The problem: Find the string "time" in the records and copy each line where it occurs.

Items from an interface collection:
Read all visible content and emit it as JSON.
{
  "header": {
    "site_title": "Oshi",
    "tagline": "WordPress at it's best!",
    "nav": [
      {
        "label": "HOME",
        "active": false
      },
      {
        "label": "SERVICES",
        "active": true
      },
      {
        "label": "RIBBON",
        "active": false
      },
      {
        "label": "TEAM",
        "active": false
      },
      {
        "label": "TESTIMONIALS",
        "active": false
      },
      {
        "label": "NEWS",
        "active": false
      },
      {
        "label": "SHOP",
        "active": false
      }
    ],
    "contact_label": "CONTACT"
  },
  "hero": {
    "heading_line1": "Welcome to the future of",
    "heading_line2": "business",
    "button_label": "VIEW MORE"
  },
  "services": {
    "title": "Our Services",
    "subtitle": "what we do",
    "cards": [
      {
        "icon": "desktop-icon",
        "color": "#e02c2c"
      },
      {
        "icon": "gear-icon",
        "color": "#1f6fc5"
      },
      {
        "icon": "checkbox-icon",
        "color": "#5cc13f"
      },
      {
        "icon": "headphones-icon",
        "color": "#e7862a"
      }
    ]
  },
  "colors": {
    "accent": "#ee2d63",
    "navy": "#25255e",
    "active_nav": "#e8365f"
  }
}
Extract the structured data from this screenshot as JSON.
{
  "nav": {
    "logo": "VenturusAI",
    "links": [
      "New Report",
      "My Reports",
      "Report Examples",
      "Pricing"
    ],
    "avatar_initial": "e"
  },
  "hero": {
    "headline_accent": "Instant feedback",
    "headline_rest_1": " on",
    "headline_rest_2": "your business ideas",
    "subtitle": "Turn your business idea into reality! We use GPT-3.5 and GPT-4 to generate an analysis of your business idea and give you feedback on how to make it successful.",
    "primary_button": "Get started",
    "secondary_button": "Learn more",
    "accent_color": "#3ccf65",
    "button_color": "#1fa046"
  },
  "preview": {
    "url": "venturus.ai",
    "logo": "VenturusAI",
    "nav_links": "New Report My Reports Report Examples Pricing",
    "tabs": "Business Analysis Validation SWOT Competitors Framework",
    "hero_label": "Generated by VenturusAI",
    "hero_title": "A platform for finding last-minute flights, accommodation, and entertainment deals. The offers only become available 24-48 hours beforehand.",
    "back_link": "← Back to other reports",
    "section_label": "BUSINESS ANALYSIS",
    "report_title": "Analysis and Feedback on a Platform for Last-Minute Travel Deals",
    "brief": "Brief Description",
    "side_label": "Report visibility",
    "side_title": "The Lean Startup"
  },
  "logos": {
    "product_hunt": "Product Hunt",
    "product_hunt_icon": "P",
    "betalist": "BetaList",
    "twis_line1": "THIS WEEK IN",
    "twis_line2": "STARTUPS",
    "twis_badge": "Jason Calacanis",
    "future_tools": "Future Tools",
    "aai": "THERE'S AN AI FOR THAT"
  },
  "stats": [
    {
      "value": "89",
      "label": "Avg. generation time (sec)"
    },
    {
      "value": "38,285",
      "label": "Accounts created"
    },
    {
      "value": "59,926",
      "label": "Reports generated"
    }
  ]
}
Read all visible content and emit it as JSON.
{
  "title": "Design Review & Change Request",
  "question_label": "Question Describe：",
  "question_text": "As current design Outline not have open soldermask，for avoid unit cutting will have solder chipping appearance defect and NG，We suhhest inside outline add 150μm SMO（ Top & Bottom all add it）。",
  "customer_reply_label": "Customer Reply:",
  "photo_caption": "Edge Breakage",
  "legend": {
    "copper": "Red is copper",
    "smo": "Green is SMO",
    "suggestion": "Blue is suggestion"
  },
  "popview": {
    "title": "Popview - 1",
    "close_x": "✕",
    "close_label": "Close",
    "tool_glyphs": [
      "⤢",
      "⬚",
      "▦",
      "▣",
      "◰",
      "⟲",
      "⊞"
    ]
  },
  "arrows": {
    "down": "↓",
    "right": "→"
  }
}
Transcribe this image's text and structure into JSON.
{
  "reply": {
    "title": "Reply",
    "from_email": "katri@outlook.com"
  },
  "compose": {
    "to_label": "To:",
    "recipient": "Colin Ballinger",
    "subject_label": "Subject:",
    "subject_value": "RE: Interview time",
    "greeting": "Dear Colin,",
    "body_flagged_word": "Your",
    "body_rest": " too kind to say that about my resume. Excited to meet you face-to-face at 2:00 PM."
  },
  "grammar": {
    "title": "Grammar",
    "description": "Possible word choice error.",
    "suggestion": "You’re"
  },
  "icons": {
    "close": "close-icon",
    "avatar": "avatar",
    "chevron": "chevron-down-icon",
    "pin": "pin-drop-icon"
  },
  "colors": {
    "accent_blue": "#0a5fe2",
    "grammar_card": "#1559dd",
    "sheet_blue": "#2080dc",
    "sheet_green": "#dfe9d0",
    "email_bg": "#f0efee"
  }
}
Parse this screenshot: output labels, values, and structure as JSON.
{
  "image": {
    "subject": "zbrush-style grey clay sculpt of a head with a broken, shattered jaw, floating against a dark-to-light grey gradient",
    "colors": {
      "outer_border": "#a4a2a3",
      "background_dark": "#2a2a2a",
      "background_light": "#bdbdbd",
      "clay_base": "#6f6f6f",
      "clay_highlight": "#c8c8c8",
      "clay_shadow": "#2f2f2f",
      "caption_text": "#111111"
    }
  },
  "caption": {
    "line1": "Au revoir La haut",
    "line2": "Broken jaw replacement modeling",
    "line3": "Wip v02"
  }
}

Result of this task:
      "label": "Avg. generation time (sec)"
    "subject_value": "RE: Interview time",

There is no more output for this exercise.